Wednesday, February 6, 2013
pressure for the Silent Circle team to release its application source code. While some of the deployed protocols are in the public domain, the source code for particular applications have not been released yet making it difficult for security researchers to render an informed opinion on its implementation.
In the security community, this is vitally important because publicly-available "open" source code with compilation instructions also allows for independent compiling of the code, reproducible steps to get an executable, and verification of hashes against the code that is being downloaded from the App Store. Of course, not everyone will perform this independent verification for every download but that isn't really necessary. As long as there is a reasonable level of awareness regarding the product, any deviation from original trusted source code will be noticed rapidly.
Set to be approved by Apple on February 8th, the new encrypted data transfer app enables peer-to-peer encryption of any digital data -- text, images, audio, video, and even zipped data files -- all from a tablet or smartphone with a built-in burn feature. The release of the Silent Text Android version will follow next.
This is revolutionary technology because of the consolidated approach to functionality across platforms but even more so because of its user-friendly implementation. Security and cryptography products can only be great if they are used and Silent Circle has gone to great lengths to ensure that the process is as transparent and hassle-free as possible.
Chief Technical Officer Jon Callas says that, with their new S-Cloud Broker technology based on modified convergent encryption, Silent Circle side-steps a lot of traditional objections that people have to cloud systems, such as "the security and privacy of their valuable data." It permits Silent Circle to run their business while minimizing the risk to their end customers and, according to Callas, "this means that there are fewer objections to anyone who wants the advantages of a cloud service, but has business and regulatory concerns about their service provider."

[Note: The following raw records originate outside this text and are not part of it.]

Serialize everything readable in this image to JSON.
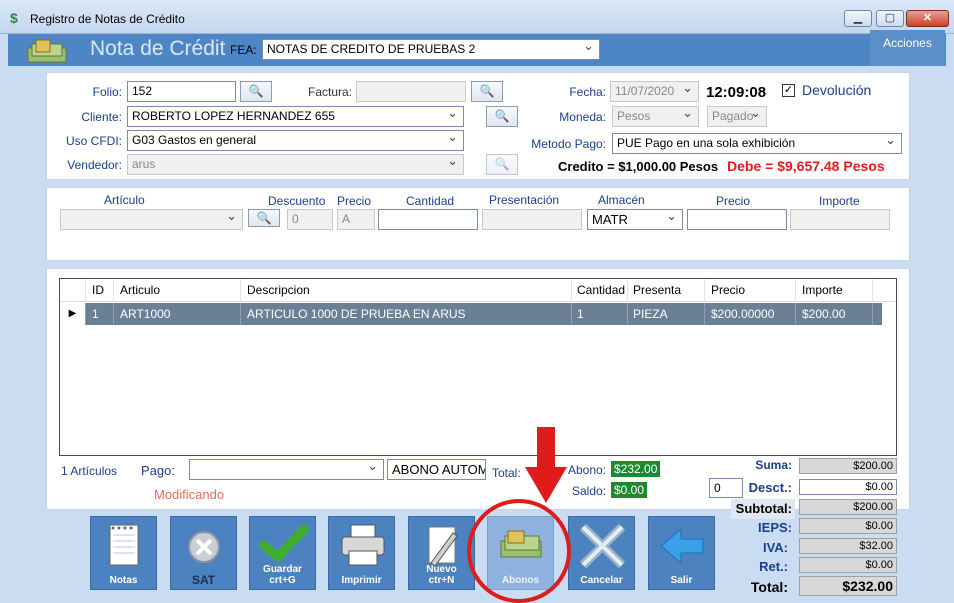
{
  "window": {
    "title": "Registro de Notas de Crédito"
  },
  "header": {
    "title": "Nota de Crédit",
    "fea_label": "FEA:",
    "fea_value": "NOTAS DE CREDITO DE PRUEBAS 2",
    "acciones": "Acciones"
  },
  "form": {
    "folio_label": "Folio:",
    "folio_value": "152",
    "factura_label": "Factura:",
    "factura_value": "",
    "fecha_label": "Fecha:",
    "fecha_value": "11/07/2020",
    "hora": "12:09:08",
    "devolucion_label": "Devolución",
    "cliente_label": "Cliente:",
    "cliente_value": "ROBERTO LOPEZ HERNANDEZ 655",
    "moneda_label": "Moneda:",
    "moneda_value": "Pesos",
    "pagado_value": "Pagado",
    "uso_label": "Uso CFDI:",
    "uso_value": "G03 Gastos en general",
    "metodo_label": "Metodo Pago:",
    "metodo_value": "PUE Pago en una sola exhibición",
    "vendedor_label": "Vendedor:",
    "vendedor_value": "arus",
    "credito_text": "Credito = $1,000.00 Pesos",
    "debe_text": "Debe = $9,657.48 Pesos"
  },
  "item_entry": {
    "articulo_label": "Artículo",
    "descuento_label": "Descuento",
    "descuento_value": "0",
    "precio_label": "Precio",
    "precio_value": "A",
    "cantidad_label": "Cantidad",
    "presentacion_label": "Presentación",
    "almacen_label": "Almacén",
    "almacen_value": "MATR",
    "precio2_label": "Precio",
    "importe_label": "Importe"
  },
  "table": {
    "columns": [
      "ID",
      "Articulo",
      "Descripcion",
      "Cantidad",
      "Presenta",
      "Precio",
      "Importe"
    ],
    "rows": [
      {
        "id": "1",
        "articulo": "ART1000",
        "descripcion": "ARTICULO 1000 DE PRUEBA EN ARUS",
        "cantidad": "1",
        "presenta": "PIEZA",
        "precio": "$200.00000",
        "importe": "$200.00"
      }
    ]
  },
  "footer": {
    "articulos_count": "1 Artículos",
    "pago_label": "Pago:",
    "abono_auto": "ABONO AUTOM",
    "total_label": "Total:",
    "status": "Modificando",
    "abono_label": "Abono:",
    "abono_value": "$232.00",
    "saldo_label": "Saldo:",
    "saldo_value": "$0.00",
    "desc_input": "0"
  },
  "totals": {
    "suma_label": "Suma:",
    "suma": "$200.00",
    "desct_label": "Desct.:",
    "desct": "$0.00",
    "subtotal_label": "Subtotal:",
    "subtotal": "$200.00",
    "ieps_label": "IEPS:",
    "ieps": "$0.00",
    "iva_label": "IVA:",
    "iva": "$32.00",
    "ret_label": "Ret.:",
    "ret": "$0.00",
    "total_label": "Total:",
    "total": "$232.00"
  },
  "toolbar": [
    {
      "label": "Notas",
      "icon": "notepad-icon"
    },
    {
      "label": "SAT",
      "icon": "sat-x-icon"
    },
    {
      "label": "Guardar\ncrt+G",
      "icon": "checkmark-icon"
    },
    {
      "label": "Imprimir",
      "icon": "printer-icon"
    },
    {
      "label": "Nuevo\nctr+N",
      "icon": "pencil-icon"
    },
    {
      "label": "Abonos",
      "icon": "money-icon"
    },
    {
      "label": "Cancelar",
      "icon": "cancel-x-icon"
    },
    {
      "label": "Salir",
      "icon": "back-arrow-icon"
    }
  ],
  "annotation": {
    "color": "#e01b1b"
  }
}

The encryption keys do not pass through the central servers and all cryptographic operations are performed on the client side. This is something that Cryptocat developer Nadim Kobeissi knows about intimately. His open-source encrypted peer-to-peer chat product went through rigorous challenges in the security community ultimately resulting in safer design choices.
Kobeissi's current challenge for Silent Circle to release the full source code with proper documentation is emblematic of the community's attitude towards new security and encryption products in general. Consequently, many in the computer security field are reserving judgement about Silent Circle until the conditions in Kobeissi's challenge can be met.
Despite the fact that Silent Circle submits their code for several third-party audits, releasing an app like this one prior to source code release is bound to raise some questions. The source code for the existing Silent Text version is here and the company tells me that the new Silent Text source code will be released sometime in March or April after confirming legal issues such as licenses for third-party libraries.
If ever forced to comply with a U.S. law enforcement request, CEO Mike Janke implies that Silent Circle can move to a jurisdiction that won’t try to force them to participate in surveillance operations. However, the legal jurisdiction may not matter because if the source code is released and readily verifiable, the malicious participation of Silent Circle to surveil and host "bad" code for download would be effectively neutered. Short of crippling Apple's iOS and Google's Android, surveillance operations then would proceed to obtaining the keys in another fashion such as direct keylogging or contempt of court charges relating to key disclosure.
Speaking at the Kaspersky Lab Security Analyst Summit in Puerto Rico yesterday, President and Co-Founder Phil Zimmermann emphasized that Silent Circle will never include law-enforcement access mechanisms for its products.
"We really, really don't have the keys. This is for serious people in serious situations. I think probably it's not a good idea to trust crypto software if they don't publish the source code. It's not just [to look for] back doors, but what if they screw up and make a mistake?
We're not going to build in any back doors in our service. I've spent my whole career on the principle of no back doors, so I'm not going to start now. One thing we won't do is cave in."For the moment, that's a lot more reassuring than the closed-source, proprietary free app from Wickr that doesn't even intend to release its application source code.